Data -
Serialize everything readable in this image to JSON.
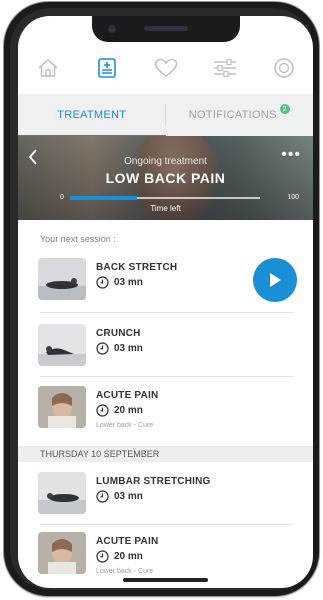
{
  "nav": {
    "icons": [
      "home-icon",
      "treatment-icon",
      "heart-icon",
      "sliders-icon",
      "settings-icon"
    ],
    "active_index": 1
  },
  "tabs": {
    "treatment": "TREATMENT",
    "notifications": "NOTIFICATIONS",
    "notifications_badge": "2"
  },
  "hero": {
    "subtitle": "Ongoing treatment",
    "title": "LOW BACK PAIN",
    "progress_min": "0",
    "progress_max": "100",
    "progress_label": "Time left",
    "progress_value": 35,
    "more": "•••"
  },
  "next_session_label": "Your next session :",
  "sessions": [
    {
      "name": "BACK STRETCH",
      "duration": "03 mn",
      "note": ""
    },
    {
      "name": "CRUNCH",
      "duration": "03 mn",
      "note": ""
    },
    {
      "name": "ACUTE PAIN",
      "duration": "20 mn",
      "note": "Lower back - Cure"
    }
  ],
  "date_header": "THURSDAY 10 SEPTEMBER",
  "later_sessions": [
    {
      "name": "LUMBAR STRETCHING",
      "duration": "03 mn",
      "note": ""
    },
    {
      "name": "ACUTE PAIN",
      "duration": "20 mn",
      "note": "Lower back - Cure"
    }
  ],
  "colors": {
    "accent": "#1b8fd6",
    "badge": "#53c27a"
  }
}
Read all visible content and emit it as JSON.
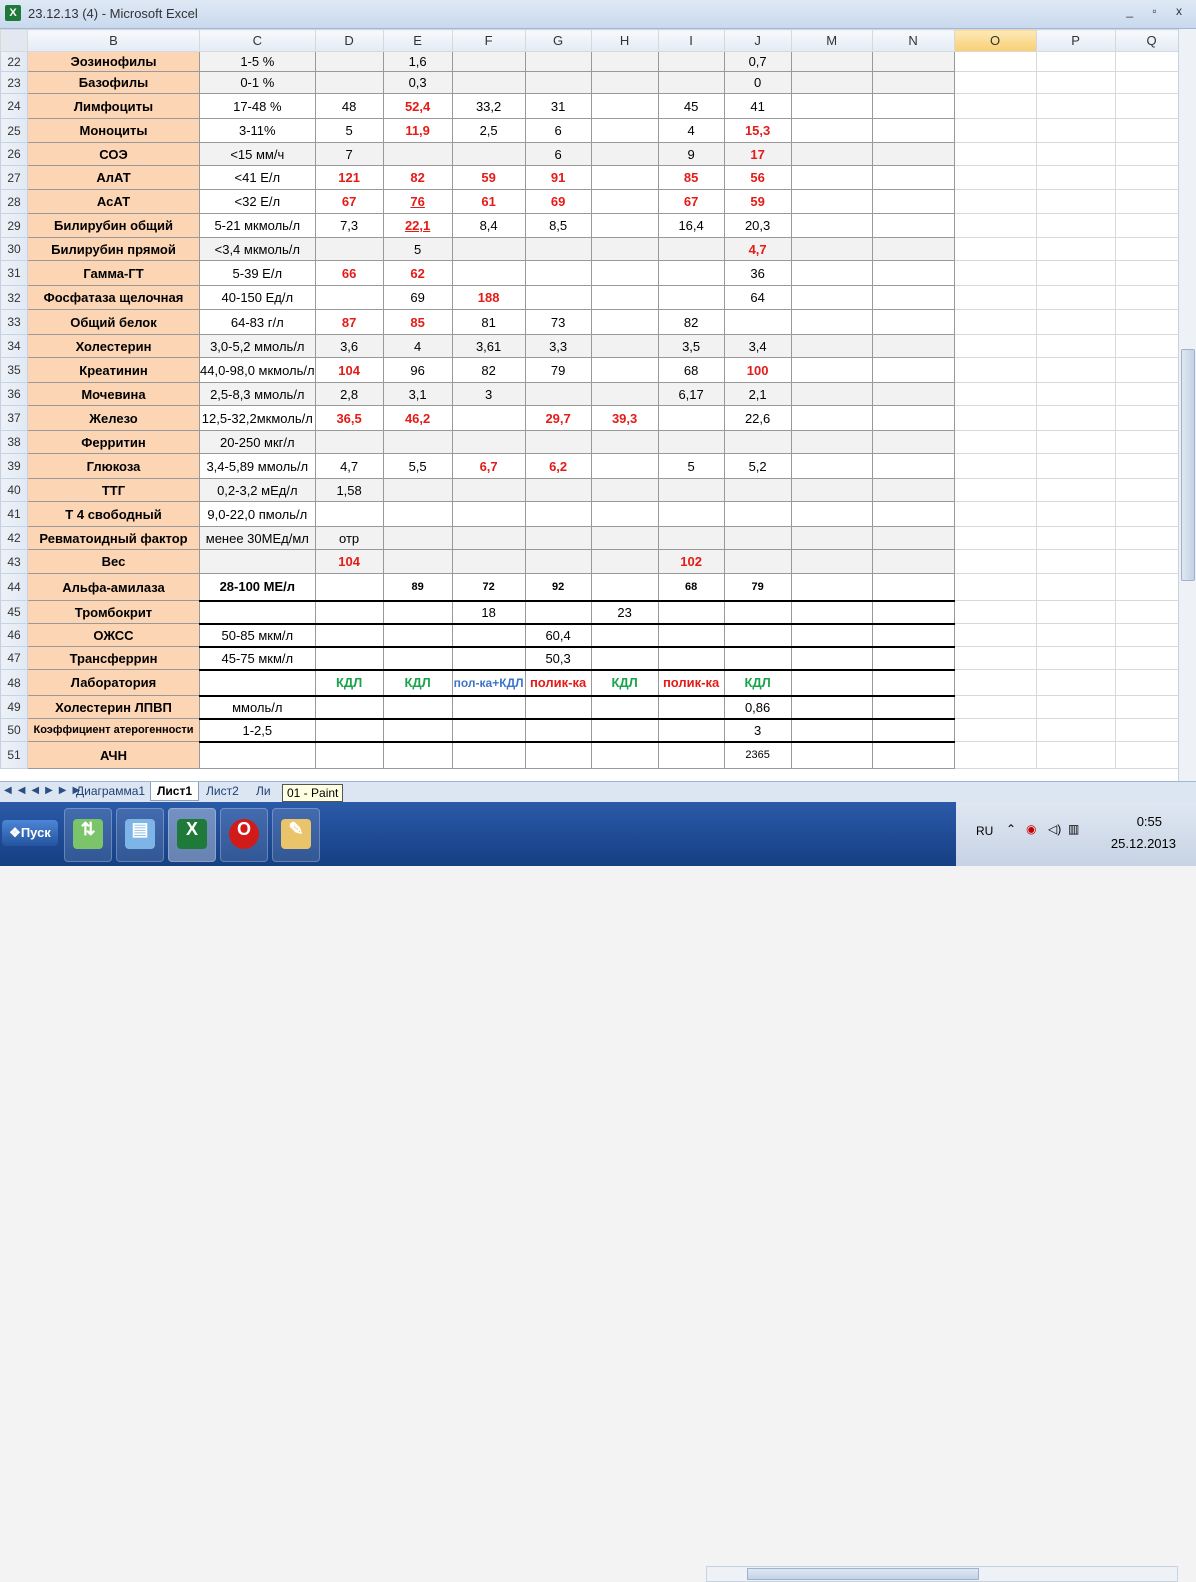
{
  "window": {
    "title": "23.12.13 (4) - Microsoft Excel",
    "controls": "_ ▫ x"
  },
  "columns": [
    "B",
    "C",
    "D",
    "E",
    "F",
    "G",
    "H",
    "I",
    "J",
    "M",
    "N",
    "O",
    "P",
    "Q"
  ],
  "rows": [
    {
      "n": "22",
      "label": "Эозинофилы",
      "ref": "1-5 %",
      "vals": [
        "",
        "1,6",
        "",
        "",
        "",
        "",
        "0,7"
      ]
    },
    {
      "n": "23",
      "label": "Базофилы",
      "ref": "0-1 %",
      "vals": [
        "",
        "0,3",
        "",
        "",
        "",
        "",
        "0"
      ]
    },
    {
      "n": "24",
      "label": "Лимфоциты",
      "ref": "17-48 %",
      "vals": [
        "48",
        "52,4",
        "33,2",
        "31",
        "",
        "45",
        "41"
      ]
    },
    {
      "n": "25",
      "label": "Моноциты",
      "ref": "3-11%",
      "vals": [
        "5",
        "11,9",
        "2,5",
        "6",
        "",
        "4",
        "15,3"
      ]
    },
    {
      "n": "26",
      "label": "СОЭ",
      "ref": "<15 мм/ч",
      "vals": [
        "7",
        "",
        "",
        "6",
        "",
        "9",
        "17"
      ]
    },
    {
      "n": "27",
      "label": "АлАТ",
      "ref": "<41 Е/л",
      "vals": [
        "121",
        "82",
        "59",
        "91",
        "",
        "85",
        "56"
      ]
    },
    {
      "n": "28",
      "label": "АсАТ",
      "ref": "<32 Е/л",
      "vals": [
        "67",
        "76",
        "61",
        "69",
        "",
        "67",
        "59"
      ]
    },
    {
      "n": "29",
      "label": "Билирубин общий",
      "ref": "5-21 мкмоль/л",
      "vals": [
        "7,3",
        "22,1",
        "8,4",
        "8,5",
        "",
        "16,4",
        "20,3"
      ]
    },
    {
      "n": "30",
      "label": "Билирубин прямой",
      "ref": "<3,4 мкмоль/л",
      "vals": [
        "",
        "5",
        "",
        "",
        "",
        "",
        "4,7"
      ]
    },
    {
      "n": "31",
      "label": "Гамма-ГТ",
      "ref": "5-39 Е/л",
      "vals": [
        "66",
        "62",
        "",
        "",
        "",
        "",
        "36"
      ]
    },
    {
      "n": "32",
      "label": "Фосфатаза щелочная",
      "ref": "40-150 Ед/л",
      "vals": [
        "",
        "69",
        "188",
        "",
        "",
        "",
        "64"
      ]
    },
    {
      "n": "33",
      "label": "Общий белок",
      "ref": "64-83 г/л",
      "vals": [
        "87",
        "85",
        "81",
        "73",
        "",
        "82",
        ""
      ]
    },
    {
      "n": "34",
      "label": "Холестерин",
      "ref": "3,0-5,2 ммоль/л",
      "vals": [
        "3,6",
        "4",
        "3,61",
        "3,3",
        "",
        "3,5",
        "3,4"
      ]
    },
    {
      "n": "35",
      "label": "Креатинин",
      "ref": "44,0-98,0 мкмоль/л",
      "vals": [
        "104",
        "96",
        "82",
        "79",
        "",
        "68",
        "100"
      ]
    },
    {
      "n": "36",
      "label": "Мочевина",
      "ref": "2,5-8,3 ммоль/л",
      "vals": [
        "2,8",
        "3,1",
        "3",
        "",
        "",
        "6,17",
        "2,1"
      ]
    },
    {
      "n": "37",
      "label": "Железо",
      "ref": "12,5-32,2мкмоль/л",
      "vals": [
        "36,5",
        "46,2",
        "",
        "29,7",
        "39,3",
        "",
        "22,6"
      ]
    },
    {
      "n": "38",
      "label": "Ферритин",
      "ref": "20-250 мкг/л",
      "vals": [
        "",
        "",
        "",
        "",
        "",
        "",
        ""
      ]
    },
    {
      "n": "39",
      "label": "Глюкоза",
      "ref": "3,4-5,89 ммоль/л",
      "vals": [
        "4,7",
        "5,5",
        "6,7",
        "6,2",
        "",
        "5",
        "5,2"
      ]
    },
    {
      "n": "40",
      "label": "ТТГ",
      "ref": "0,2-3,2 мЕд/л",
      "vals": [
        "1,58",
        "",
        "",
        "",
        "",
        "",
        ""
      ]
    },
    {
      "n": "41",
      "label": "Т 4 свободный",
      "ref": "9,0-22,0 пмоль/л",
      "vals": [
        "",
        "",
        "",
        "",
        "",
        "",
        ""
      ]
    },
    {
      "n": "42",
      "label": "Ревматоидный фактор",
      "ref": "менее 30МЕд/мл",
      "vals": [
        "отр",
        "",
        "",
        "",
        "",
        "",
        ""
      ]
    },
    {
      "n": "43",
      "label": "Вес",
      "ref": "",
      "vals": [
        "104",
        "",
        "",
        "",
        "",
        "102",
        ""
      ]
    },
    {
      "n": "44",
      "label": "Альфа-амилаза",
      "ref": "28-100 МЕ/л",
      "vals": [
        "",
        "89",
        "72",
        "92",
        "",
        "68",
        "79"
      ]
    },
    {
      "n": "45",
      "label": "Тромбокрит",
      "ref": "",
      "vals": [
        "",
        "",
        "18",
        "",
        "23",
        "",
        ""
      ]
    },
    {
      "n": "46",
      "label": "ОЖСС",
      "ref": "50-85 мкм/л",
      "vals": [
        "",
        "",
        "",
        "60,4",
        "",
        "",
        ""
      ]
    },
    {
      "n": "47",
      "label": "Трансферрин",
      "ref": "45-75 мкм/л",
      "vals": [
        "",
        "",
        "",
        "50,3",
        "",
        "",
        ""
      ]
    },
    {
      "n": "48",
      "label": "Лаборатория",
      "ref": "",
      "vals": [
        "КДЛ",
        "КДЛ",
        "пол-ка+КДЛ",
        "полик-ка",
        "КДЛ",
        "полик-ка",
        "КДЛ"
      ]
    },
    {
      "n": "49",
      "label": "Холестерин ЛПВП",
      "ref": "ммоль/л",
      "vals": [
        "",
        "",
        "",
        "",
        "",
        "",
        "0,86"
      ]
    },
    {
      "n": "50",
      "label": "Коэффициент атерогенности",
      "ref": "1-2,5",
      "vals": [
        "",
        "",
        "",
        "",
        "",
        "",
        "3"
      ]
    },
    {
      "n": "51",
      "label": "АЧН",
      "ref": "",
      "vals": [
        "",
        "",
        "",
        "",
        "",
        "",
        "2365"
      ]
    }
  ],
  "sheet_tabs": [
    "Диаграмма1",
    "Лист1",
    "Лист2",
    "Ли"
  ],
  "active_sheet": "Лист1",
  "tooltip": "01 - Paint",
  "taskbar": {
    "start_label": "Пуск",
    "language": "RU",
    "time": "0:55",
    "date": "25.12.2013"
  },
  "colors": {
    "label_bg": "#fcd5b4",
    "abnormal": "#e41b17",
    "kdl": "#1aa34a",
    "polyclinic_kdl": "#3e74c9"
  }
}
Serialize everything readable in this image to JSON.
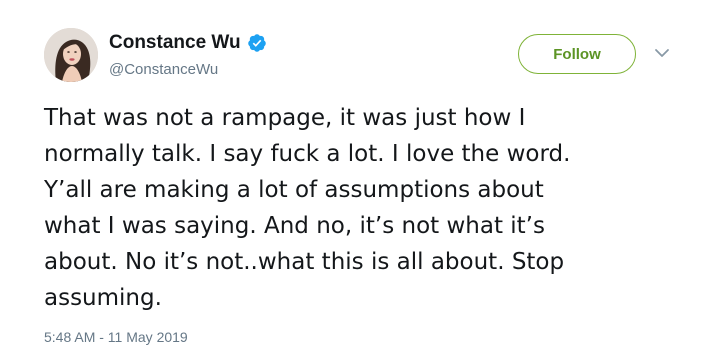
{
  "user": {
    "display_name": "Constance Wu",
    "handle": "@ConstanceWu",
    "verified": true,
    "avatar_icon": "profile-photo"
  },
  "actions": {
    "follow_label": "Follow",
    "more_icon": "chevron-down-icon"
  },
  "tweet": {
    "text_lines": [
      "That was not a rampage, it was just how I",
      "normally talk. I say fuck a lot. I love the word.",
      "Y’all are making a lot of assumptions about",
      "what I was saying. And no, it’s not what it’s",
      "about. No it’s not..what this is all about. Stop",
      "assuming."
    ],
    "timestamp": "5:48 AM - 11 May 2019"
  },
  "colors": {
    "text": "#14171a",
    "secondary": "#657786",
    "follow_accent": "#7fb338",
    "verified_blue": "#1da1f2"
  }
}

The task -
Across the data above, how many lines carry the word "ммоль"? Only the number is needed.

Answer to the problem -
4